    • If the dominators somehow managed to stay dominant, the second group of people will die off — it’s that harsh. And just as in case of war, the situation fundamentally remains the same one generation later, so more killing is required.
    • There is no option 3: previously, the persecuted could leave or escape to some other part of the world, like the Hugenots did and many others. This option has gone away now.
  2. We all stick our heads together, treat each other as peers and figure out a scheme that works for all of us. None of us will be as rich as we would like, but as few people die as possible and the situation can remain stable.

— 5 —

I think these are exactly the choices we have today, in 2017.

The planet is full, externalities have become internalized, and choices are to either fight “for our own kind” (whatever that is), and kill off as many of the “others” in the hope that we can keep consuming resources at the rate we have, and making others pick up our externalized costs. Note that I’m making a very general point here, not just about natural resources, but any kind of limited thing we need to survive (such as access to healthcare).

Or we stick our heads together and figure it out together, which means cooperation.

Both of them are happening already. Because the world is complicated place, different choices can be made by different people for different resources. Say: cooperation for CO2 reduction, and war for oil resources. But that is not a stable situation: for you and me to cooperate on some resource, we need to be able to trust each other, and we won’t do that if we are at war over some other resource.

There will always be insane guys who think they can “win” by essentially killing everybody else off or leaving them to die (just watch the news, plenty of sociopaths are on TV every day). Some times the conflict is between countries, sometimes between religions but also between different subpopulations in the same country — and in the US, we have several of those play out right now. Because there is plenty of insane guys in a position of power, there will be plenty of incitement.

But as soon as enough people realize that the old way of dealing with this problem — walking away to a different pasture — is not possible any more, these two stark choices will become well-understood. It is my belief that anybody who is not a sociopath will sooner or later realize that of those options, cooperation is the better one.

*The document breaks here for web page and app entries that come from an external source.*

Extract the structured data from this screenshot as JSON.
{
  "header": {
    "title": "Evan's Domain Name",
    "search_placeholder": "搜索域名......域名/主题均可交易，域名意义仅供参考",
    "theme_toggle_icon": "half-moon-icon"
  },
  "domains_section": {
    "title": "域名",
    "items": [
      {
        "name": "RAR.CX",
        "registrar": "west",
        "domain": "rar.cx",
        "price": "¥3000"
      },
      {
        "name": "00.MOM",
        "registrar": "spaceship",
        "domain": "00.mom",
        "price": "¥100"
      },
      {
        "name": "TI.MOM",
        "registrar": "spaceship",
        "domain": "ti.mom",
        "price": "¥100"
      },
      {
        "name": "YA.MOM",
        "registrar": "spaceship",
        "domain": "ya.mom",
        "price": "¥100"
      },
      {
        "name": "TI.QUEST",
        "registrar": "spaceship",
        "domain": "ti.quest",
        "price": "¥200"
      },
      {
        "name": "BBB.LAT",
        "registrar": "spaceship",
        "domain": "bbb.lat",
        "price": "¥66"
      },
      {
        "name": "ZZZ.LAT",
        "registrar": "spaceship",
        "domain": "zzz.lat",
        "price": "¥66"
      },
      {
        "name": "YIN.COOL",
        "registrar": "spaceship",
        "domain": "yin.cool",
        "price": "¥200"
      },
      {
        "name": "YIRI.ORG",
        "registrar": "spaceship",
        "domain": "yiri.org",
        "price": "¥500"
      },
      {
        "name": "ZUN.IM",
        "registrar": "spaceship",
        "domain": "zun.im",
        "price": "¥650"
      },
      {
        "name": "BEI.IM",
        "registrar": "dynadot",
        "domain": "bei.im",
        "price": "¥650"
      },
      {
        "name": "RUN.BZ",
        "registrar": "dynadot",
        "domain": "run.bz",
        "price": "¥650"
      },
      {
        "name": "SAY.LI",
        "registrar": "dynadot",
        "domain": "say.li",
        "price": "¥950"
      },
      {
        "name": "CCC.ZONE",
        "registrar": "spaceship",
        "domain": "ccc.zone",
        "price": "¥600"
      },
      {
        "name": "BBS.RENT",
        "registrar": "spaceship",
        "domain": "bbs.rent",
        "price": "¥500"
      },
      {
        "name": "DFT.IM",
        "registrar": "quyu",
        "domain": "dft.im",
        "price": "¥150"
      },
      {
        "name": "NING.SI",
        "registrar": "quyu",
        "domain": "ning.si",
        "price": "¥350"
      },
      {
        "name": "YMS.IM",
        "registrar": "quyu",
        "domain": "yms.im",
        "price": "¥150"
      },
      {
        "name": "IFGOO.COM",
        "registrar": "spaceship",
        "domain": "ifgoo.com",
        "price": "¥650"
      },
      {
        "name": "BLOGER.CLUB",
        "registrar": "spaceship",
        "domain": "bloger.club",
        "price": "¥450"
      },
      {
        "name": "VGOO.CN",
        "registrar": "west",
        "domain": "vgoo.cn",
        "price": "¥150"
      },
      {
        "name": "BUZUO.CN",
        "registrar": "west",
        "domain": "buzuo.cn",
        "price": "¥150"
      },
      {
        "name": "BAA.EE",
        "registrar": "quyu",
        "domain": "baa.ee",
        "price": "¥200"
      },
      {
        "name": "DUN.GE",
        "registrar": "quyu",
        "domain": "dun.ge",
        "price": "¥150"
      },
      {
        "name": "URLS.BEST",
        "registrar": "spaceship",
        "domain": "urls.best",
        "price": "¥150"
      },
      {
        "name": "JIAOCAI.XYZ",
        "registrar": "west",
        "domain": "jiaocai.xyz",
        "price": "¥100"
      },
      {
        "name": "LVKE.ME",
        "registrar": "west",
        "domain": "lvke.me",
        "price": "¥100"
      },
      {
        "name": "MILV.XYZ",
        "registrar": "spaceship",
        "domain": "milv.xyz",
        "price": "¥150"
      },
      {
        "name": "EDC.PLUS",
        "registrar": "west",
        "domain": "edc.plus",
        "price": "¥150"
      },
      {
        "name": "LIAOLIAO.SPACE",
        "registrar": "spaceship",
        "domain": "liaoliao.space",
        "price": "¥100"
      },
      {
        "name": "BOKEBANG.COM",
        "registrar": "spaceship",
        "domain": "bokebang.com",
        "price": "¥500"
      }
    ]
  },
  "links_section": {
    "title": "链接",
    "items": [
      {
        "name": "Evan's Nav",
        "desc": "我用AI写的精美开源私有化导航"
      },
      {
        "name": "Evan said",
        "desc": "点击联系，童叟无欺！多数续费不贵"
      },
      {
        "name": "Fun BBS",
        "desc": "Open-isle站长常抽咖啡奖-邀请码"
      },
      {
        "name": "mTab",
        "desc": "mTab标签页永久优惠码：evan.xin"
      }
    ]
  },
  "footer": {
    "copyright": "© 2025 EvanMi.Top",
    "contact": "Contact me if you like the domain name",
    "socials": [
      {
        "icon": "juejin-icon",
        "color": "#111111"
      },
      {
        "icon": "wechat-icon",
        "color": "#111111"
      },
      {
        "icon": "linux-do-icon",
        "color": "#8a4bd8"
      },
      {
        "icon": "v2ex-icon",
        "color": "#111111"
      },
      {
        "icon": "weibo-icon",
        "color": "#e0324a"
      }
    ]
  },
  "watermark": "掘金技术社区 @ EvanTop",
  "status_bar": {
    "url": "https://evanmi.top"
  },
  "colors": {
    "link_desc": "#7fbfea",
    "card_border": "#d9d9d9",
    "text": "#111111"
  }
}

This is the insight for this post. “Inevitable?” — no. Just inevitable for those of us who don’t like to die or make others die.

In the meantime, it’s our job to put peer-level cooperation into practice in as many places as possible. So we can gain experience, people can get exposed to it, see just how much effort it is (yes! it is!) but also see that it works and how it works. And then demand it from their leaders or get leaders that will cooperate.